          Montgomery County will remain in Phase 2 as the State moves to its Phase 3 reopening, which went into effect Friday at 5 p.m. Montgomery County’s current case count is higher than it was when the County entered Phase 2 several months ago. Daily case counts in late June when the County entered Phase 2 averaged 67 cases per day. The current seven-day average of new confirmed cases is 85.

            Venues such as indoor and outdoor restaurants may now include live performances as part of their dining experience. However, establishments are prohibited from allowing dancing or congregating in front of the performers. Individuals present must still wear masks unless they are eating or drinking (and they must be seated while eating and drinking). The new live-music guidelines go into effect immediately. On Wednesday evening, the Governor announced that more activities would be allowed under Phase 3; they are being reviewed to determine if the County could also allow some version of those activities.

            “Although we will not be moving into Phase 3, we will continue to evaluate areas where restrictions might be modified,” said Montgomery County Executive Marc Elrich. “Allowing live music with restrictions at restaurants is an example of the cautious steps that we are taking toward reopening; and we will work on appropriate guidance for other live venues beyond what we’re doing for restaurants. Our careful, measured approach using data and science to make our decisions is likely part of the reasons that transmission of the virus in Montgomery County has remained relatively stable over the last few months.”

            Baltimore City, and Anne Arundel and Prince George’s Counties have also decided to remain in Phase 2. Health officials are concerned that moving to Phase 3 will cause case counts to go up across Maryland, including in Montgomery County.

            “We have made progress in addressing the pandemic, but the crisis is not over,” said County Health Officer Dr. Travis Gayles. “As we entire the holiday weekend, we must continue to be vigilant about wearing masks, maintaining physical distance and limiting the size of social gatherings. We will continue to look at the science to determine additional adjustments and slowly open things safely.”

            For the latest COVID-19 updates, visit the County’s COVID-19 website as well as the County’s data dashboard or follow Montgomery County on Facebook @MontgomeryCountyInfo and Twitter @MontgomeryCountyMD

Final Days to Participate in Montgomery County’s Vision Zero Survey

Montgomery County’s Vision Zero program, which seeks to eliminate serious and fatal traffic crashes, is gathering the ideas of residents to improve safety for walking, biking, rolling and driving. Let’s make sure White Flint viewpoints are represented: take the survey today.

The survey will close on Sunday, Aug. 9. It was launched on June 18 as part of developing a strategic plan that will guide the County toward reaching its Vision Zero goals by 2030.

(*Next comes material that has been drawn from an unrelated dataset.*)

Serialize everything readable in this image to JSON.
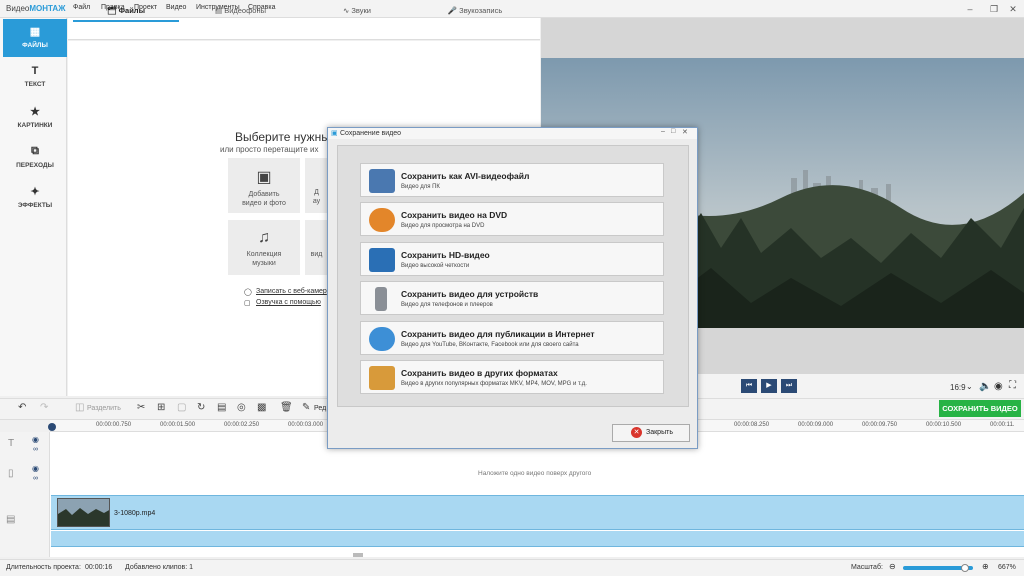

“Our County is large and diverse, so achieving Vision Zero will look very different in places like Downtown Silver Spring than it will in Germantown or than it will in Damascus,” said County Executive Marc Elrich. “That is why we need to hear from our residents on their needs and ideas for improving transportation safety in their neighborhoods. This online survey will be one of many opportunities for residents to share their views.”

The survey will take an average of five to seven minutes to complete. The results will help shape future Vision Zero activities. The survey can be found at .

For more information about the County’s Vision Zero program, go to the program’s website at